RECORDS TO USE:
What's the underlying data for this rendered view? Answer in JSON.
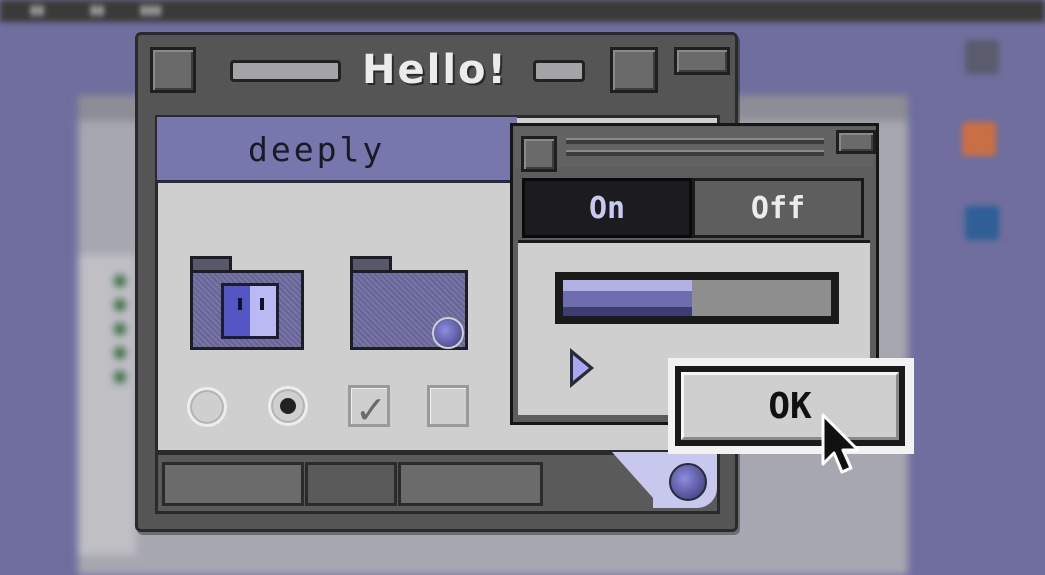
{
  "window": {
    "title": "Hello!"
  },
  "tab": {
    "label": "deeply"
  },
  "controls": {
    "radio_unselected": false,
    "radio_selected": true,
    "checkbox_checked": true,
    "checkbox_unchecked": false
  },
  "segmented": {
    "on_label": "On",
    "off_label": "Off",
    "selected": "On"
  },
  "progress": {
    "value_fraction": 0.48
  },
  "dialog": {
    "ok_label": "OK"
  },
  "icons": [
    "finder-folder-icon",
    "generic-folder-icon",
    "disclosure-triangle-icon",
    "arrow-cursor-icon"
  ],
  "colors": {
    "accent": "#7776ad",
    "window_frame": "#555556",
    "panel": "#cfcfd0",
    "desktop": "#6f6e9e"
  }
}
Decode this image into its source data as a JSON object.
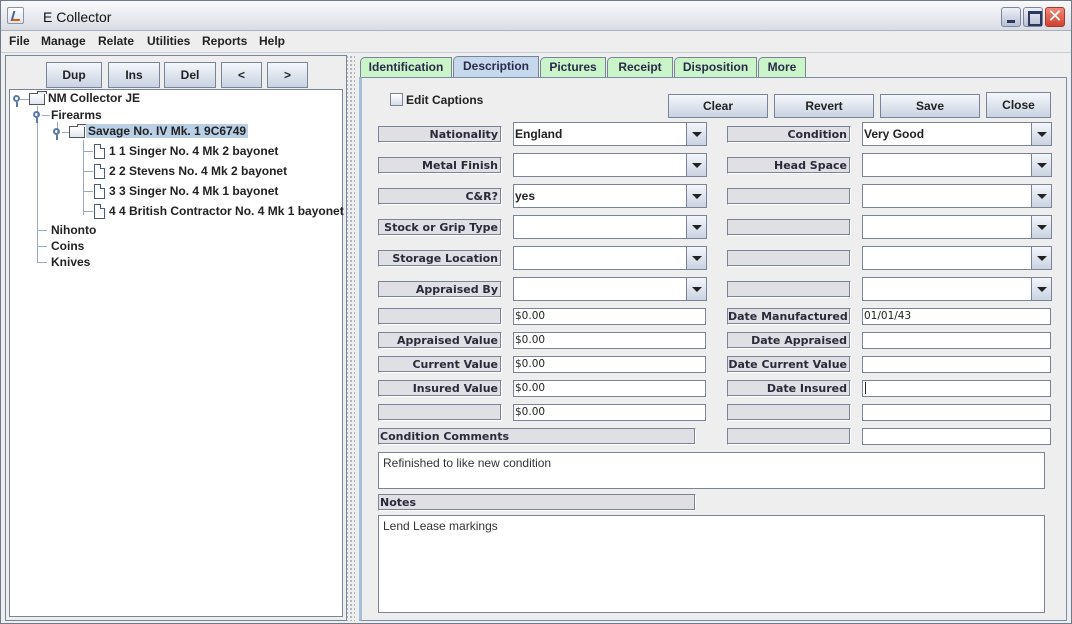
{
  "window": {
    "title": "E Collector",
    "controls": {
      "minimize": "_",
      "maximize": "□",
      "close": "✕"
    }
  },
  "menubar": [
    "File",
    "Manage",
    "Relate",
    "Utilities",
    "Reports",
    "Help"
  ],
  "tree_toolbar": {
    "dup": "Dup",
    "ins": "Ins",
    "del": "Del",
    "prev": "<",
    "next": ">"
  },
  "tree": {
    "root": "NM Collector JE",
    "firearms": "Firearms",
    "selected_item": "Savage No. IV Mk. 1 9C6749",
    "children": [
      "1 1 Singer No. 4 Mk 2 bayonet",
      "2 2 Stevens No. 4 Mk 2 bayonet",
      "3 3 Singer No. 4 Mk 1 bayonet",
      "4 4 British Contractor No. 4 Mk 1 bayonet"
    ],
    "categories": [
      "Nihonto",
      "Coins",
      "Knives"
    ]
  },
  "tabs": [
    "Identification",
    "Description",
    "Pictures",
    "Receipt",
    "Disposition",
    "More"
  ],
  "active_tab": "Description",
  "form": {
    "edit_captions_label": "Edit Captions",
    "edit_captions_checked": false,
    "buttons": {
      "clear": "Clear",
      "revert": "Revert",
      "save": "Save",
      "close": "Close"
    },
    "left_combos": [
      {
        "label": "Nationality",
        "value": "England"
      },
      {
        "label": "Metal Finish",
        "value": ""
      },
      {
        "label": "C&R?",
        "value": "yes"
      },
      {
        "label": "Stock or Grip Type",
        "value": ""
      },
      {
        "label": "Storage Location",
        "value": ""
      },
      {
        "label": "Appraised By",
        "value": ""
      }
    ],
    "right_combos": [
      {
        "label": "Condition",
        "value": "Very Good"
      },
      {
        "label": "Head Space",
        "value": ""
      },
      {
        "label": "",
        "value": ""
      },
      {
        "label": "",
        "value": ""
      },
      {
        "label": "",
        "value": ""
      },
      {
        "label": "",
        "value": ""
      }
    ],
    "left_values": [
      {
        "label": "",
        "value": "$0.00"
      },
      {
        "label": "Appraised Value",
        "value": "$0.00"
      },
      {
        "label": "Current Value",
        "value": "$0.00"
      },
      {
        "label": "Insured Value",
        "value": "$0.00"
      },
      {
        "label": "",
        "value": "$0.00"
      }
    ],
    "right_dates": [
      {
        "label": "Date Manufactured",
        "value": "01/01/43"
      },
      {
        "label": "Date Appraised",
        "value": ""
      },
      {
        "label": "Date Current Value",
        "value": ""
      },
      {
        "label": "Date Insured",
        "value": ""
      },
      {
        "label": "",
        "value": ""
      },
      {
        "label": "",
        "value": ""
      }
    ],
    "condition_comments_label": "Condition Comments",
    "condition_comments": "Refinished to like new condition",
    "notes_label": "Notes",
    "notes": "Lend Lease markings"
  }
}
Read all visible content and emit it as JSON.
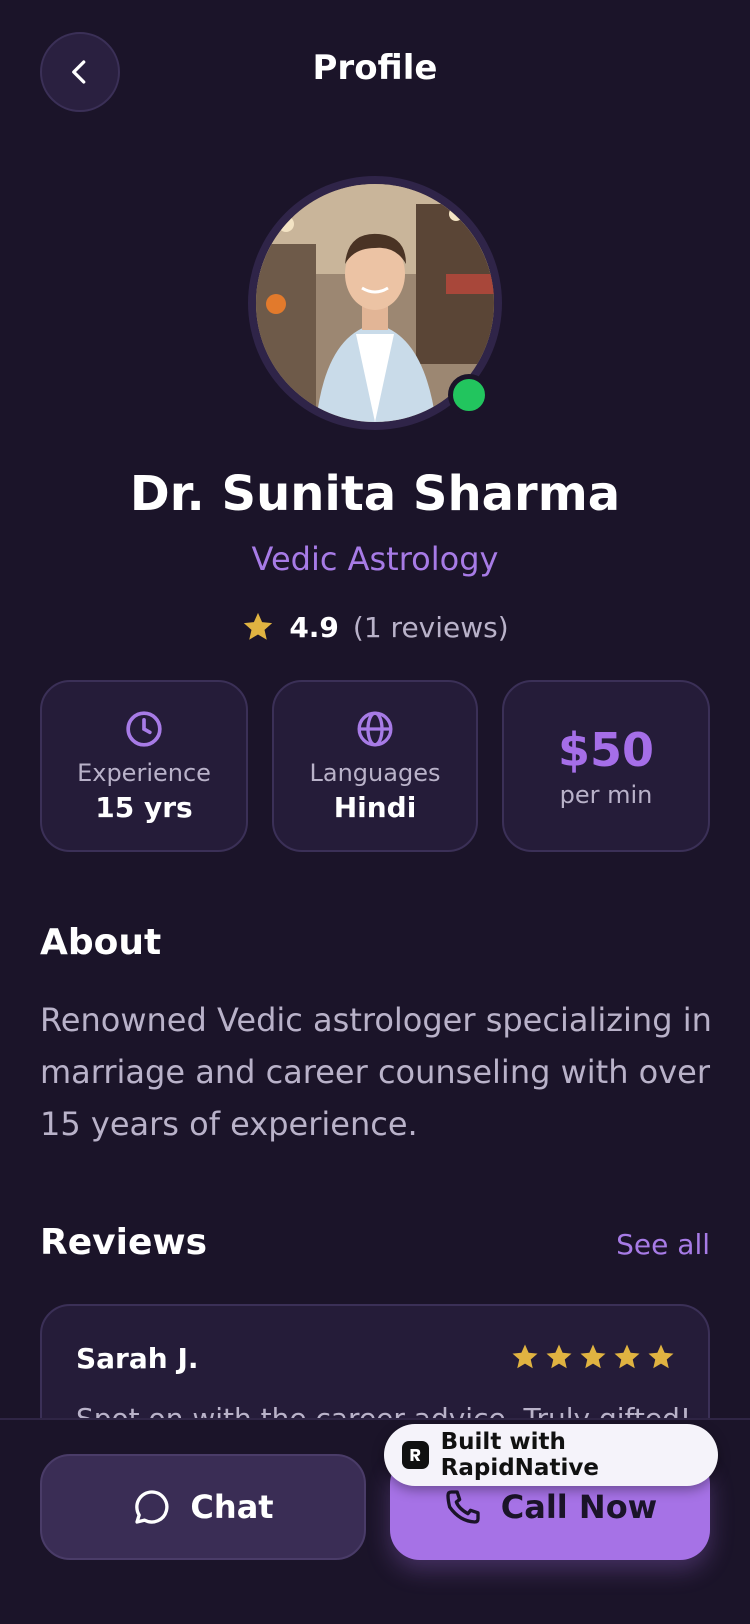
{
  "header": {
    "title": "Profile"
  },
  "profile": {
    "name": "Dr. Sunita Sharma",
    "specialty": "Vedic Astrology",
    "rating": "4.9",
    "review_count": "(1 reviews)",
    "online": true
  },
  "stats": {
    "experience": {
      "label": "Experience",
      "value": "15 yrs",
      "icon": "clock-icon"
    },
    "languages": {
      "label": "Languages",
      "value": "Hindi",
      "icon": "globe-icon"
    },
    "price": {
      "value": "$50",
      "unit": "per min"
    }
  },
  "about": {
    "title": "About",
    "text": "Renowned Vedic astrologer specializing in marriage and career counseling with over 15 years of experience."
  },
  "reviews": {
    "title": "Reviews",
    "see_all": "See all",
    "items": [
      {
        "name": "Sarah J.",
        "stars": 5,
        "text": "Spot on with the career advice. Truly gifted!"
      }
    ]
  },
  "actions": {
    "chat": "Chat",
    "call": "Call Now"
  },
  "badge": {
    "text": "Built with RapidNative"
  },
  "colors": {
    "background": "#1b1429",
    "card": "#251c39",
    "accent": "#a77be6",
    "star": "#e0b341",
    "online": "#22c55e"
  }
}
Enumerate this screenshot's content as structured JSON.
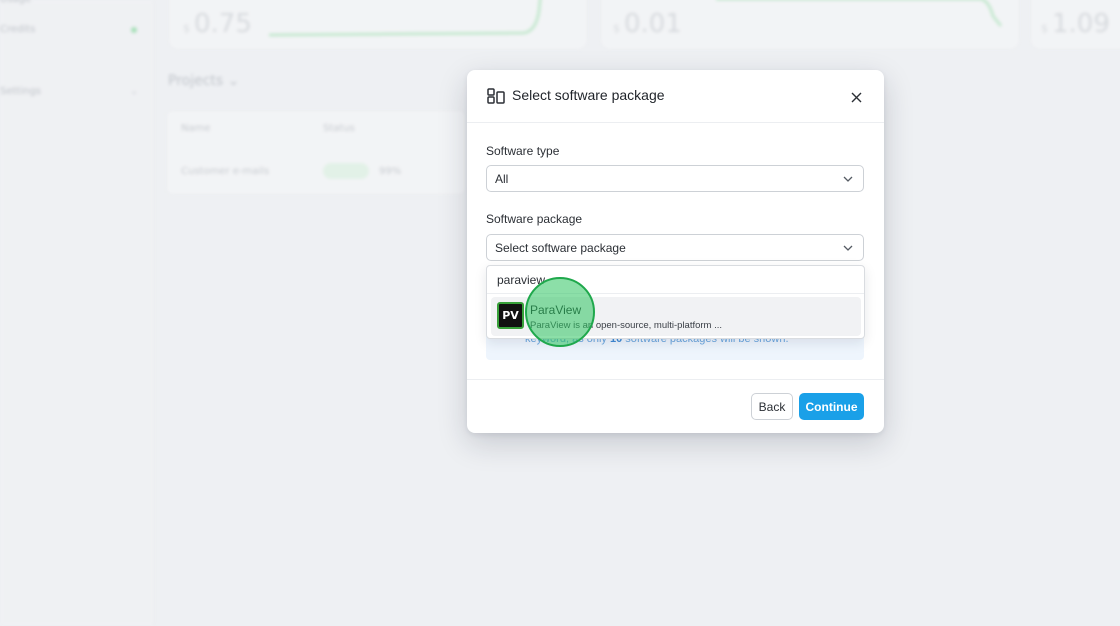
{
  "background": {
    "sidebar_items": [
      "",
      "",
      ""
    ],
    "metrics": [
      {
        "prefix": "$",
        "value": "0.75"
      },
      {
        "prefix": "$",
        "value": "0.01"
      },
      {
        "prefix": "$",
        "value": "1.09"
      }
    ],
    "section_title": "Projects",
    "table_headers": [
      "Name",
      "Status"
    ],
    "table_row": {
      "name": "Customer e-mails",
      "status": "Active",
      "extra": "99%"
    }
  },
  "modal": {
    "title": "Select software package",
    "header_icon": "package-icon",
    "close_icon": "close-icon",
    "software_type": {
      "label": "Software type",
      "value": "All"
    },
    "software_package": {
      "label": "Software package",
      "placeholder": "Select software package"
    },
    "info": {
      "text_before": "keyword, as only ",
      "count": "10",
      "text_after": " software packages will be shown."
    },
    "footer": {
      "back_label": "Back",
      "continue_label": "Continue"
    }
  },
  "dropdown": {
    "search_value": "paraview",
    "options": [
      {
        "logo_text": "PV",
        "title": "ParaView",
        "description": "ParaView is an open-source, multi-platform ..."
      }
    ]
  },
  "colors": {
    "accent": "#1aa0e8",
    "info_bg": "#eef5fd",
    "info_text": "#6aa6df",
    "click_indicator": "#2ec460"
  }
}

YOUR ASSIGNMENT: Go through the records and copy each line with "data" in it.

WRITTEN SOLUTION:
What's the underlying data for this rendered view? Answer in JSON.
Decode this image into its source data as a JSON object.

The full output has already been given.